§ YOUR INSTRUCTIONS
Lines below that hold the word "JSON" must be copied in full.

———

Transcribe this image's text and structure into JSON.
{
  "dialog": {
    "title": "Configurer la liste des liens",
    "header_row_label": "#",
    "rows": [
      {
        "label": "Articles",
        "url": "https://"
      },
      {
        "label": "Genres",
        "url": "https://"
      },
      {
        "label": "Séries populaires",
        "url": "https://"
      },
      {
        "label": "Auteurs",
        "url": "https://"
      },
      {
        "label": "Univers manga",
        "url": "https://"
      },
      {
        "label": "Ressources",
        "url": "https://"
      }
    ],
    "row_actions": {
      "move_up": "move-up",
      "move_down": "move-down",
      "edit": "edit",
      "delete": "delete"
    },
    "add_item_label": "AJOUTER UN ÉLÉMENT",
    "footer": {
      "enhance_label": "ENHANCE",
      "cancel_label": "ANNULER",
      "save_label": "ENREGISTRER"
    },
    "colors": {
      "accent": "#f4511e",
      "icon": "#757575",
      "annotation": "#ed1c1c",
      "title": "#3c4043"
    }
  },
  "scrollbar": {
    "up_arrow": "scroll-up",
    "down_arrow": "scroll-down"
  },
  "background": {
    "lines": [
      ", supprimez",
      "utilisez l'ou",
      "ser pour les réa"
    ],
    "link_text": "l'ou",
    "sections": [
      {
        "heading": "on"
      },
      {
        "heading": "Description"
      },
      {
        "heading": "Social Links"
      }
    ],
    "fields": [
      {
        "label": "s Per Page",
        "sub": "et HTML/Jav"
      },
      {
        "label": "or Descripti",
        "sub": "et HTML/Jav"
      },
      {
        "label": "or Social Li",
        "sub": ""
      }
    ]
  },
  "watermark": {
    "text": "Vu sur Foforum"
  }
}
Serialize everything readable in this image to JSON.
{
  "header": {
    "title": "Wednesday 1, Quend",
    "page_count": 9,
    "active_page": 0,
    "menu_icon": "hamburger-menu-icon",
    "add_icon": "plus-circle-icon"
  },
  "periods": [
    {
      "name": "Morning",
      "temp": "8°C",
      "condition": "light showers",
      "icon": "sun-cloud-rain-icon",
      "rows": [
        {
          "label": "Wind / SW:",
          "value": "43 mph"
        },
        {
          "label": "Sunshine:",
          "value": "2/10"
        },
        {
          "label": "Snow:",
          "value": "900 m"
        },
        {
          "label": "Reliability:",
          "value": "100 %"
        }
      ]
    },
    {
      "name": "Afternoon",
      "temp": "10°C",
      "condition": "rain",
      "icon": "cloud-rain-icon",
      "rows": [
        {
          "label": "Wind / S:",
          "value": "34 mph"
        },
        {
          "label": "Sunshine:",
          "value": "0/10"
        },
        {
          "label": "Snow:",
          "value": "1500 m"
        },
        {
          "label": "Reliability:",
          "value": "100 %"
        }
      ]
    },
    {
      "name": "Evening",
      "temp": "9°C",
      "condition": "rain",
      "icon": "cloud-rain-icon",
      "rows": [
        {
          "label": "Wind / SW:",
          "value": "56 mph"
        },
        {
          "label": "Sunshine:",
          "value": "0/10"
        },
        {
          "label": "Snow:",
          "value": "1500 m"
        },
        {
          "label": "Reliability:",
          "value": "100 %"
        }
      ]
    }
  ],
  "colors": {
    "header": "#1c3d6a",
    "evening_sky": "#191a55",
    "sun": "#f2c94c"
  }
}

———

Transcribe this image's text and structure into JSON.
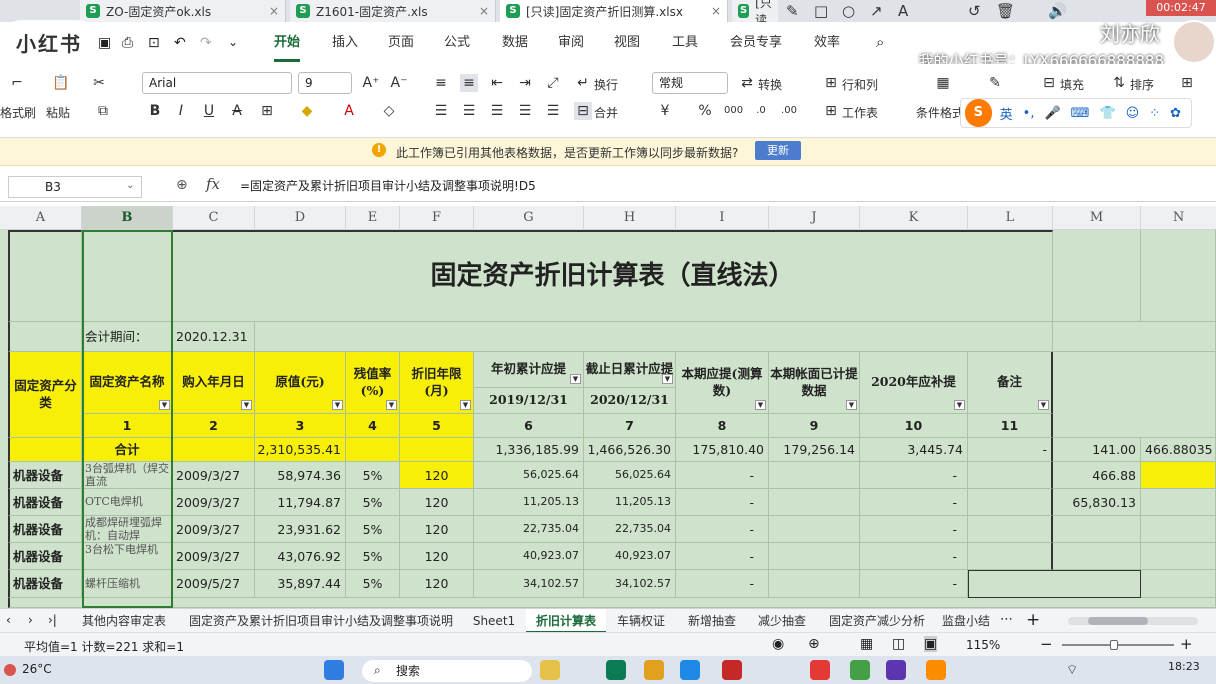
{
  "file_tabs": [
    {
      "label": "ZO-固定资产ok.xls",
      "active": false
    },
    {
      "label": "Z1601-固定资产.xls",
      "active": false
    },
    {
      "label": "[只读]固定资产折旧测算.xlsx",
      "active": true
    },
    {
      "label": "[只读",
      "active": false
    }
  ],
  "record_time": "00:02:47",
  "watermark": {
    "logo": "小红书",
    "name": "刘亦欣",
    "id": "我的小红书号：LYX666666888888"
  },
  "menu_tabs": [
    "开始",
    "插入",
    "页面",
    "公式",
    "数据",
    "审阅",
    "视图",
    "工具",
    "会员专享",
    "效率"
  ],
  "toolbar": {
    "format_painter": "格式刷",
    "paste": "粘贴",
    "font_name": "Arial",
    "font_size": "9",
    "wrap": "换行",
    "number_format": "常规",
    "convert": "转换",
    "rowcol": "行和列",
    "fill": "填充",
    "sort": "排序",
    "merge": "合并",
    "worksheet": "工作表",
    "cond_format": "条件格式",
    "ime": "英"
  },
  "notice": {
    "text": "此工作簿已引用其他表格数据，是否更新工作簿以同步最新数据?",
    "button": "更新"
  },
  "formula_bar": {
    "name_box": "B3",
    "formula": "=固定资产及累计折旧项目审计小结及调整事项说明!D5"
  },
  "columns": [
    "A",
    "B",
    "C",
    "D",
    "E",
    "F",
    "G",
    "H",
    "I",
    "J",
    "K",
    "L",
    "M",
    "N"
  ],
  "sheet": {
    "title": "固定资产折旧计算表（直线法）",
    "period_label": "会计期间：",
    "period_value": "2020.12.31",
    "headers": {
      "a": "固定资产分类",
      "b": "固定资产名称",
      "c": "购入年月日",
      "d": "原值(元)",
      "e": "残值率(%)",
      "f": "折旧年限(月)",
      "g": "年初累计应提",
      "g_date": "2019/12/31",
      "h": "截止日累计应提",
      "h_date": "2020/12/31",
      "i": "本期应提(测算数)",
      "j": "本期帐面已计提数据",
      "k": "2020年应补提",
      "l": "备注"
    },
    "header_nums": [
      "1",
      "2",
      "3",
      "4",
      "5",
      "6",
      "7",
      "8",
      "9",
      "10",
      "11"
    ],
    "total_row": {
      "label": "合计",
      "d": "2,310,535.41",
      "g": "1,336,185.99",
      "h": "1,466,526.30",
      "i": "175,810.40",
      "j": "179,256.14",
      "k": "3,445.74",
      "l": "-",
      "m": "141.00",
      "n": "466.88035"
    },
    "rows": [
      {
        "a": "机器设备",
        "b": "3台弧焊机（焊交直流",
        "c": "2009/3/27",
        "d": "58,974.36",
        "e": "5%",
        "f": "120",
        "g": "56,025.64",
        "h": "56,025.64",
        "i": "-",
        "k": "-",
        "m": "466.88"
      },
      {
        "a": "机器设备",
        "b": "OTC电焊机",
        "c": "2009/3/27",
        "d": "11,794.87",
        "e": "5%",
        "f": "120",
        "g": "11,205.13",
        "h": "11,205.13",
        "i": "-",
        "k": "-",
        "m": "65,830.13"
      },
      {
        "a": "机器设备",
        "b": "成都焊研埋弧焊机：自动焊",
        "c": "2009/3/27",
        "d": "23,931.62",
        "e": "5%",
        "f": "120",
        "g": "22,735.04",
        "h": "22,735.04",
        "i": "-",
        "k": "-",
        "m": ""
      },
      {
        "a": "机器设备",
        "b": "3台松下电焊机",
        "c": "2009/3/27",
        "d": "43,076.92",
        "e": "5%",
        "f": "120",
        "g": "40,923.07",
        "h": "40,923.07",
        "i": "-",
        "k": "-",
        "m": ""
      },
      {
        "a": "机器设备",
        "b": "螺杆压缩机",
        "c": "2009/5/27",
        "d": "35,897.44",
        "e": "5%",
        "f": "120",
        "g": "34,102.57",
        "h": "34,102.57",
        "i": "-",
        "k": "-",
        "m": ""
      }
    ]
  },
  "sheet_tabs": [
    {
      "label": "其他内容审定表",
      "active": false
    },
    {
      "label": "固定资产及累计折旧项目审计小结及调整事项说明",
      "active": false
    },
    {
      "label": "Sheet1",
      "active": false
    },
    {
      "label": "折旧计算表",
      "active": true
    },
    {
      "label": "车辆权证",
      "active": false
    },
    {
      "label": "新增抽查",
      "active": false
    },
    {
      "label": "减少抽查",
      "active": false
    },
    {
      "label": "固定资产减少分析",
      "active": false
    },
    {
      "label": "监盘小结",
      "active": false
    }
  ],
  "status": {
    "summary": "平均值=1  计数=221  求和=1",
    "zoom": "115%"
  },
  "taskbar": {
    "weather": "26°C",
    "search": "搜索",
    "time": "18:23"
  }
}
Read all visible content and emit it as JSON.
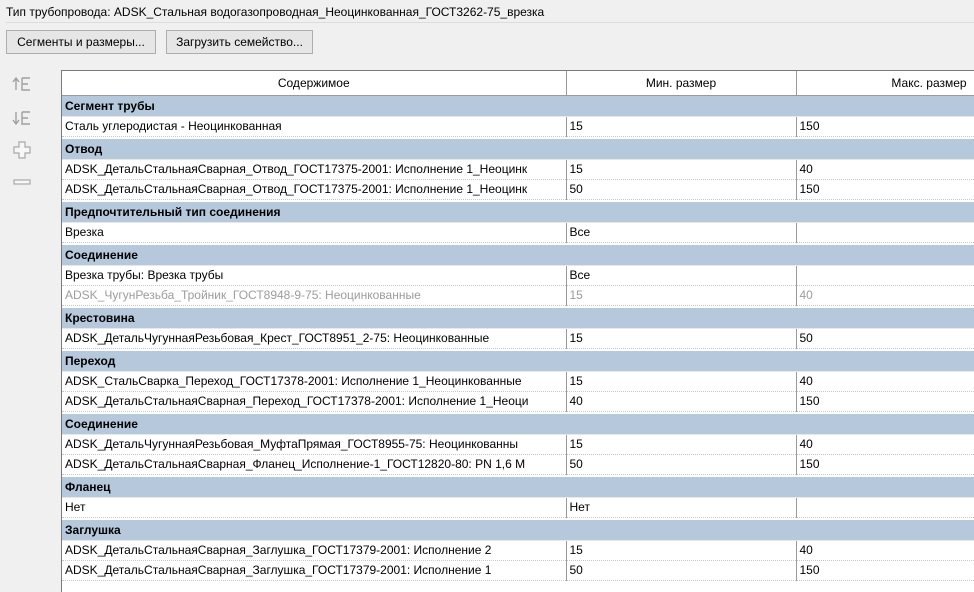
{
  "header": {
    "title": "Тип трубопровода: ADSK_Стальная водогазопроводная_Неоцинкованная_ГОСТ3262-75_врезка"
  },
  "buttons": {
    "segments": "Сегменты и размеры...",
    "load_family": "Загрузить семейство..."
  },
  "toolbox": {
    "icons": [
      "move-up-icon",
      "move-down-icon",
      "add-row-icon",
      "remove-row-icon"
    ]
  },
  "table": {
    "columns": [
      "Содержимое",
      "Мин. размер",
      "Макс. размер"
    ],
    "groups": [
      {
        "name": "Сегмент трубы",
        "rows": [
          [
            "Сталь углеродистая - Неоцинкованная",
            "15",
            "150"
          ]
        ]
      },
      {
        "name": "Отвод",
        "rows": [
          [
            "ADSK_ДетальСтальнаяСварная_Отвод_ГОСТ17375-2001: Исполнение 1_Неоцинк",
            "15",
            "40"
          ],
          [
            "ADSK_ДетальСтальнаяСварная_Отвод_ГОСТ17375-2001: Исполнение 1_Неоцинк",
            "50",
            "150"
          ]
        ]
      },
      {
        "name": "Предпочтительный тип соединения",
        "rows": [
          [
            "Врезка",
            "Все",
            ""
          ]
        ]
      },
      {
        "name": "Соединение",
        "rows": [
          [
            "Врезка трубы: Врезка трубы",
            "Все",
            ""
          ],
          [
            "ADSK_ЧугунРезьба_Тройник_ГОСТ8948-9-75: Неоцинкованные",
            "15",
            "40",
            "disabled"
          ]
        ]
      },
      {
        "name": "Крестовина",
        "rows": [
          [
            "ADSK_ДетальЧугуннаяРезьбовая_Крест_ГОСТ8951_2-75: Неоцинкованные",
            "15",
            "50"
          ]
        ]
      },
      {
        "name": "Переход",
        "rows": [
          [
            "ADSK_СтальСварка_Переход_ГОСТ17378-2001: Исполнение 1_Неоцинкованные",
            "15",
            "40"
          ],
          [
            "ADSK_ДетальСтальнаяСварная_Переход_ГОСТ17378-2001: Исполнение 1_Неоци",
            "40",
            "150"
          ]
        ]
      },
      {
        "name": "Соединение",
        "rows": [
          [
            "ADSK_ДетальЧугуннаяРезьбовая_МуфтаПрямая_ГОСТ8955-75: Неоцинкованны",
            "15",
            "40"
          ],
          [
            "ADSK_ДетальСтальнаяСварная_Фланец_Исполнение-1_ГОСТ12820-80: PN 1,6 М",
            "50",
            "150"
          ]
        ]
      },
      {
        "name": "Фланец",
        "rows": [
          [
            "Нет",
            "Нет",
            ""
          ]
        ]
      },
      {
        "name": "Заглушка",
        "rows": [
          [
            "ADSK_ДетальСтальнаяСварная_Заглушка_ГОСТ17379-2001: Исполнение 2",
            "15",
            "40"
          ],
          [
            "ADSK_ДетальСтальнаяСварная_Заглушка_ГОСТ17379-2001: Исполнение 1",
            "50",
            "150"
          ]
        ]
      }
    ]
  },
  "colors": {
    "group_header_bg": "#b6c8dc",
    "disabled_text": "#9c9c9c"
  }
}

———

§ WRITTEN ANSWER
Transcribe this image's text and structure into JSON.
Serialize everything readable in this image to JSON.
Transcribe this image's text and structure into JSON.
Read all visible content and emit it as JSON.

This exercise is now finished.